I doubt that Mr. Zuckerberg would ever follow my advice; politics does not seem to be his passion. But it could be as well that he might think that my advice would be harmful to Facebook. The thought of that being the case is frightening.

Leave a Reply

About me

I was born in 1951 in Gdansk, Poland.
Since my high school years, I have interest in politics and love for writing. During my college years, I started writing to student papers and soon became freelance author to major Polish political magazines.

In 1980 I wrote a book “Czy w Polsce może być lepiej?” (“Could it be better in Poland?” – this book is available only in Polish) analyzing major problems in Poland at the time and outlining possible solutions.

I was among those Polish political writers who by their writings contributed to the peaceful system transformation that finally took place in 1989. Since 1985, I live in the Chicago area. I went through the hard times typical of many immigrants. Working in service business, I have seen the best and the worst places, I met the poorest and the richest. I have seen and experienced America not known to most of politicians, business people, and other political writers. For eleven years, I ran my own company. Presently, I am an independent consultant.

My political writing comes out of necessity. I write when I see that the prevailing voices on the political arena are misleading or erroneous. Abstract mathematics and control theory (of complex technological processes) strongly influenced my understanding of social phenomena. In the past, my opponents rebuked my mathematical mind as cold, soulless, and inhuman.
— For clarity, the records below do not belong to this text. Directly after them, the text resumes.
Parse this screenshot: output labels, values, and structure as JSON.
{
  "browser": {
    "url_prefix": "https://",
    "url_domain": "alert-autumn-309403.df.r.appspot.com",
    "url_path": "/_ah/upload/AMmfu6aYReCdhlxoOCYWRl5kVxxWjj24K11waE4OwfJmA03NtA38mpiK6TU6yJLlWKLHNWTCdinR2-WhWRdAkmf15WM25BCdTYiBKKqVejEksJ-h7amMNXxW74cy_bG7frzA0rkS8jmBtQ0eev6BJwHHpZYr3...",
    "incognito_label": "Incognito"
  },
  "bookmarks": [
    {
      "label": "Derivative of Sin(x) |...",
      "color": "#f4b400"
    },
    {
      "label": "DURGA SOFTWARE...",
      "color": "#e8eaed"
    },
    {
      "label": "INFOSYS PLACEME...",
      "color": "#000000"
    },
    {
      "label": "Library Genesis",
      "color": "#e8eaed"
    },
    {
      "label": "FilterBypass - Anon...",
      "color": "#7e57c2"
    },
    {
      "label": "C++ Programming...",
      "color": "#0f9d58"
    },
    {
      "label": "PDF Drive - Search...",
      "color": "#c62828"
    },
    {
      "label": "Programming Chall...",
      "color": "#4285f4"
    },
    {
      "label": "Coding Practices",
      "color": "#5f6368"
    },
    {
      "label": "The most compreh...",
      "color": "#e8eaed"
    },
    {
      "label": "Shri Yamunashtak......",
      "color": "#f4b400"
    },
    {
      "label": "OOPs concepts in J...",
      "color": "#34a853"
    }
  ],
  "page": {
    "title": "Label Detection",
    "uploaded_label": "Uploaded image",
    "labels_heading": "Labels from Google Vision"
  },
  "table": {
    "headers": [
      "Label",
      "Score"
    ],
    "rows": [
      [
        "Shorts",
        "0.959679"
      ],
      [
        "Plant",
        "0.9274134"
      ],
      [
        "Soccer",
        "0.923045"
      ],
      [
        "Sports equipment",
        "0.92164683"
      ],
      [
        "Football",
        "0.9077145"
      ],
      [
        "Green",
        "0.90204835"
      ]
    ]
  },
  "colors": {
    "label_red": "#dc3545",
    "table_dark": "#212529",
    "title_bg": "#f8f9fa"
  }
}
On a few occasions I was prized for my engineer’s precision and logic.

I have a master’s degree in electronic engineering with a specialization in mathematical machines from Politechnika Gdańska (Technical University of Gdansk).

... more